A D.C. federal judge's recent opinion requiring former counsel to Paul Manafort and Rick Gates to testify before a federal grand jury offers four lessons for defense counsel and their clients, says Justin C. Danilewitz of Saul Ewing Arnstein & Lehr LLP.
Jeh Johnson, the former secretary of homeland security, was kind enough to let me visit him to reflect on his diverse career. He told stories that left me speechless. And yes, the man who was responsible for the Transportation Security Administration removed his shoes when going through airport security. You bet I asked, says Randy Maniloff of White and Williams LLP.
A recent China Food and Drug Administration Office circular outlines a series of robust reform initiatives that will likely transform the competitive dynamics in China's life sciences industry and considerably impact pharmaceutical and device companies' strategies in the Chinese market, say Katherine Wang and Silvia Mo of Ropes & Gray LLP.
While Alexander Hamilton is the subject of a hit Broadway musical and renewed biographical examinations, professor Kate Brown takes us down a road less traveled in her book "Alexander Hamilton and the Development of American Law" — showing Hamilton as first, last and foremost an American lawyer, says U.S. District Judge Rodney Gilstrap of the Eastern District of Texas.
There are at least four reasons supporting the need for some form of a mediation group within a law firm, especially in firms with larger practices, according to Dennis Klein, owner of Critical Matter Mediation and former litigation partner at Hughes Hubbard & Reed LLP.
All signs point to the U.S. Department of Justice enforcing the Foreign Agents Registration Act more aggressively. In addition, multiple pending legislative proposals would strengthen FARA and expand the DOJ’s enforcement powers, says Brian Fleming, a member of Miller & Chevalier Chtd. and former counsel to the assistant attorney general for national security at the DOJ.
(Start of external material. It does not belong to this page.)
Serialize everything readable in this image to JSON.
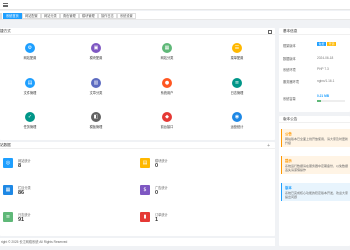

The Foreign Investment Risk Review Modernization Act of 2017 introduced last week is intended to strengthen the Committee on Foreign Investment in the United States and address the committee's perceived inadequacies. If enacted, this legislation would reflect the most significant changes to CFIUS in the last decade, say attorneys with Kirkland & Ellis LLP.
Defending depositions is challenging. The lawyer is the only shield and protector for the witness and the client. The rules of engagement are less than clear, and fraught with ethical perils. Difficult judgment calls often must be made in the heat of battle. This is where lawyers really earn their keep, says Alan Hoffman of Husch Blackwell LLP.
The new amendments to the Cuban Assets Control Regulations and the Export Administration Regulations mark a significant change in U.S. policy toward Cuba. Companies will have to reassess the potential benefits of doing business in Cuba against the potentially high costs of complying with the sanctions, say Emerson Siegle and Brendan Hanifin of Ropes & Gray LLP.
There is a difference between a lawyer or investigator seeking evidence to defend against allegations and correct misrepresentations, and, on the other hand, using duplicitous means to gather information and intimidate alleged victims and journalists. Client advocacy does not mean winning at all costs, says Nicole Kardell of Ifrah Law PLLC.